_Task requirements_
Every line of the records below that has the word "title" should be copied.

_Material to process_

◇ ◇ ◇

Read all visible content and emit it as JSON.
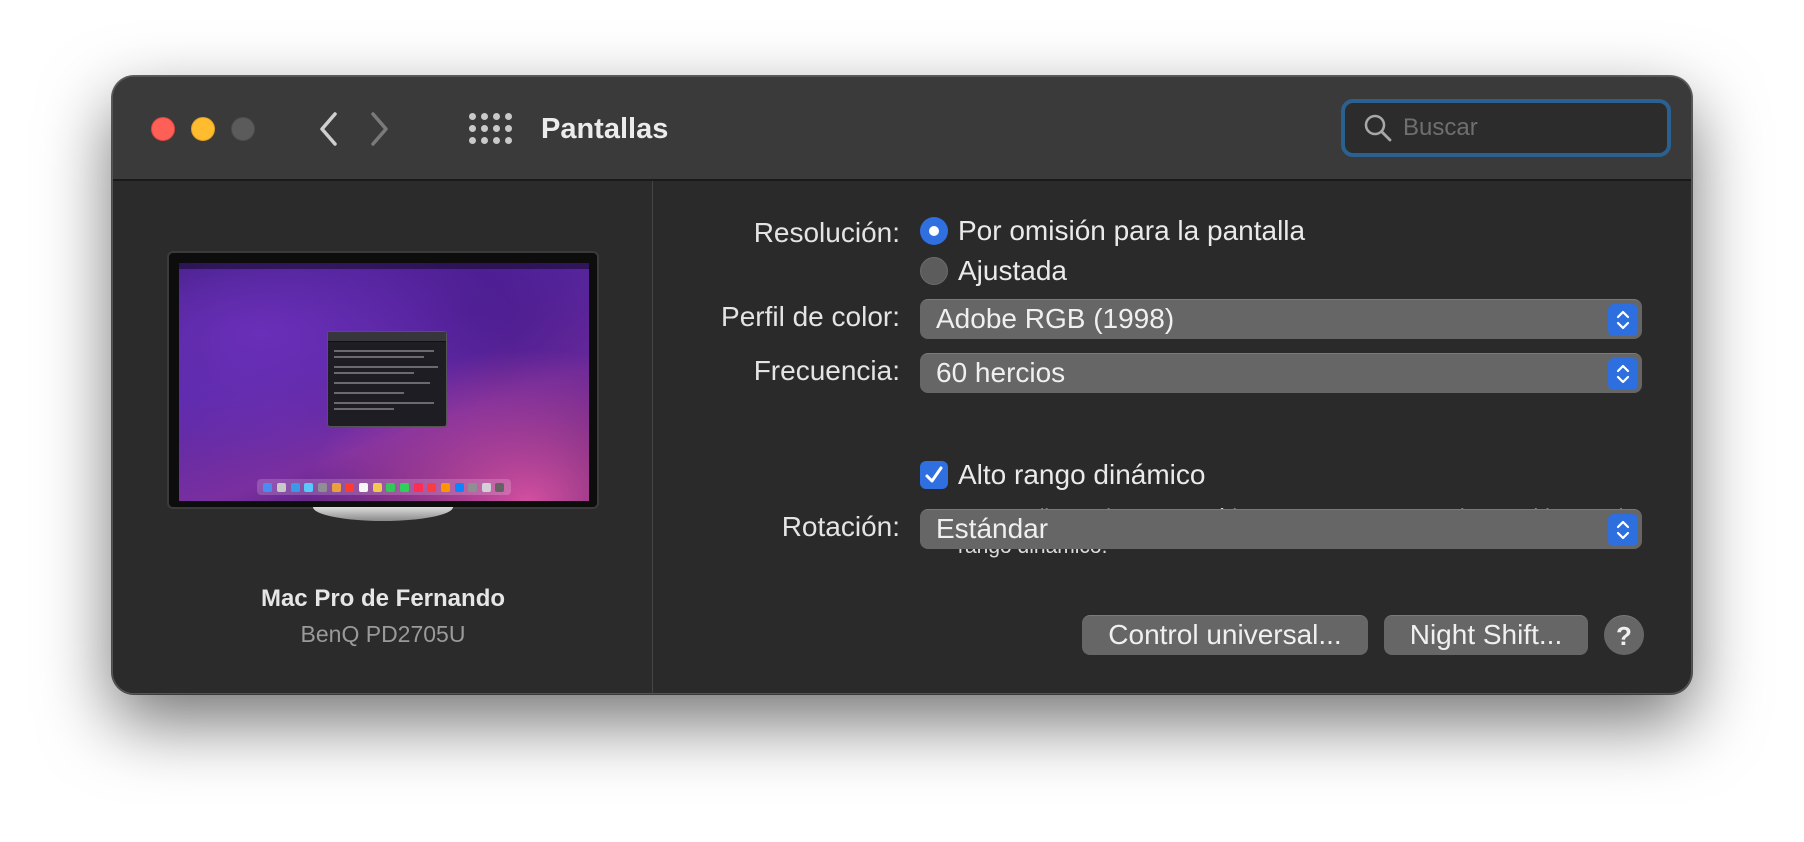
{
  "window": {
    "title": "Pantallas",
    "search": {
      "placeholder": "Buscar",
      "value": ""
    }
  },
  "device": {
    "name": "Mac Pro de Fernando",
    "model": "BenQ PD2705U"
  },
  "settings": {
    "resolution": {
      "label": "Resolución:",
      "options": [
        {
          "label": "Por omisión para la pantalla",
          "selected": true
        },
        {
          "label": "Ajustada",
          "selected": false
        }
      ]
    },
    "color_profile": {
      "label": "Perfil de color:",
      "value": "Adobe RGB (1998)"
    },
    "frequency": {
      "label": "Frecuencia:",
      "value": "60 hercios"
    },
    "hdr": {
      "label": "Alto rango dinámico",
      "checked": true,
      "hint": "La pantalla se ajusta automáticamente para mostrar el contenido con alto rango dinámico."
    },
    "rotation": {
      "label": "Rotación:",
      "value": "Estándar"
    }
  },
  "buttons": {
    "universal_control": "Control universal...",
    "night_shift": "Night Shift...",
    "help": "?"
  },
  "colors": {
    "accent": "#2f6fe0",
    "close": "#fe5f57",
    "minimize": "#febc2e",
    "search_focus_ring": "#2a6191"
  },
  "icons": [
    "back-arrow-icon",
    "forward-arrow-icon",
    "grid-icon",
    "search-icon",
    "checkmark-icon",
    "popup-arrows-icon"
  ]
}
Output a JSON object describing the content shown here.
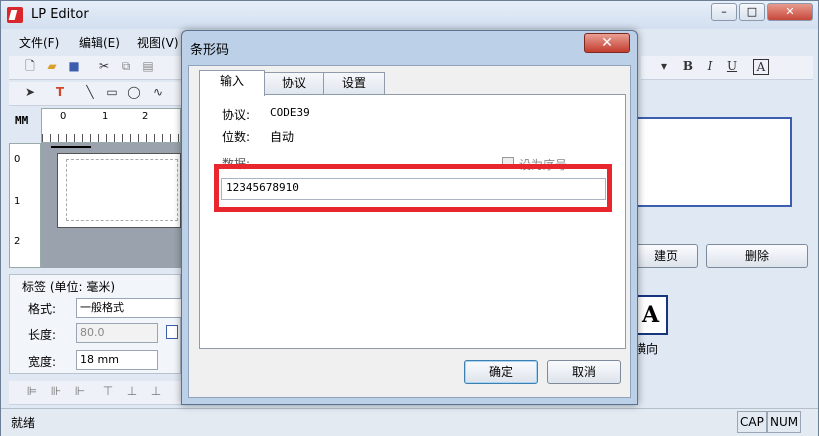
{
  "app": {
    "title": "LP Editor"
  },
  "menu": [
    "文件(F)",
    "编辑(E)",
    "视图(V)"
  ],
  "ruler": {
    "unit": "MM",
    "h_ticks": [
      "0",
      "1",
      "2"
    ],
    "v_ticks": [
      "0",
      "1",
      "2"
    ]
  },
  "label_panel": {
    "title": "标签 (单位: 毫米)",
    "format_label": "格式:",
    "format_value": "一般格式",
    "length_label": "长度:",
    "length_value": "80.0",
    "width_label": "宽度:",
    "width_value": "18 mm"
  },
  "right": {
    "new_page": "建页",
    "delete": "删除",
    "horizontal": "横向"
  },
  "format_toolbar": [
    "B",
    "I",
    "U",
    "A"
  ],
  "status": {
    "ready": "就绪",
    "cap": "CAP",
    "num": "NUM"
  },
  "dialog": {
    "title": "条形码",
    "tabs": [
      "输入",
      "协议",
      "设置"
    ],
    "protocol_label": "协议:",
    "protocol_value": "CODE39",
    "digits_label": "位数:",
    "digits_value": "自动",
    "data_label": "数据:",
    "seq_label": "设为序号",
    "data_value": "12345678910",
    "ok": "确定",
    "cancel": "取消"
  },
  "colors": {
    "highlight": "#e8262d",
    "accent": "#3b5fae"
  }
}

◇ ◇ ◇

_Expected answer_
    "title": "Pantallas",
    "title": "LP Editor"
    "title": "标签 (单位: 毫米)",
    "title": "条形码",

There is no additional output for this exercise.